Historical linguistics, the oldest field in linguistics, has been traditionally dominated by phonological and etymological investigations. Only in the late twentieth century have linguists begun to focus their interest and research on the area of syntactic change and the insight it provides on the nature of language. This volume represents the first major contribution on the mechanisms of syntactic change.
The fourteen articles that make up this volume were selected from the Symposium on the Mechanisms of Syntactic Change held at the University of California, Santa Barbara, in 1976, one of a series of three conferences sponsored by the National Science Foundation.

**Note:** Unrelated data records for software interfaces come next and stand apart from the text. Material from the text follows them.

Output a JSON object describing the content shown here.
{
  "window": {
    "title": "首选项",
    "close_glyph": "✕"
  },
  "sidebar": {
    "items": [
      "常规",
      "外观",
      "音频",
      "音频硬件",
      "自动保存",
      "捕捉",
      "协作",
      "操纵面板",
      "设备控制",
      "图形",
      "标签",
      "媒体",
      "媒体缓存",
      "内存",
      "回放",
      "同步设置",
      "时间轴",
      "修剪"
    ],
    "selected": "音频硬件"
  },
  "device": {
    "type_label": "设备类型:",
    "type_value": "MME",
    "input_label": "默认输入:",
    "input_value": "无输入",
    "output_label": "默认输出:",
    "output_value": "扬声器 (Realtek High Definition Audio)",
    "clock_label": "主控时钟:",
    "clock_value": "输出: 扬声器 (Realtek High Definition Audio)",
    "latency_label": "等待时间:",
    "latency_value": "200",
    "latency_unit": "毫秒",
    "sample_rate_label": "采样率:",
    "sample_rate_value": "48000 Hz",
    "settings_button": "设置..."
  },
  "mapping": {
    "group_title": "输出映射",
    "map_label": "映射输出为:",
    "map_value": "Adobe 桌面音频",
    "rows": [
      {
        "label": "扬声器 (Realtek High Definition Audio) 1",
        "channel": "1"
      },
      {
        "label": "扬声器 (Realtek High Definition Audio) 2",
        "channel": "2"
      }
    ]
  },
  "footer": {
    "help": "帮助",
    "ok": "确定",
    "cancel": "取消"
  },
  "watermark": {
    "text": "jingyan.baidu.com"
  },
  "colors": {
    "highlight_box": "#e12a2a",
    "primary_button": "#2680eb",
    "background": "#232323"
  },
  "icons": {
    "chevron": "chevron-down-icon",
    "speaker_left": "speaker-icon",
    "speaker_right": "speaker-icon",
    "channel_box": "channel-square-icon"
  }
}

These papers clearly demonstrate that the generative approach to the study of language does not explain diachronic processes in syntax. This collection is enlightening, provocative, and carefully documented with data drawn from a great variety of language families.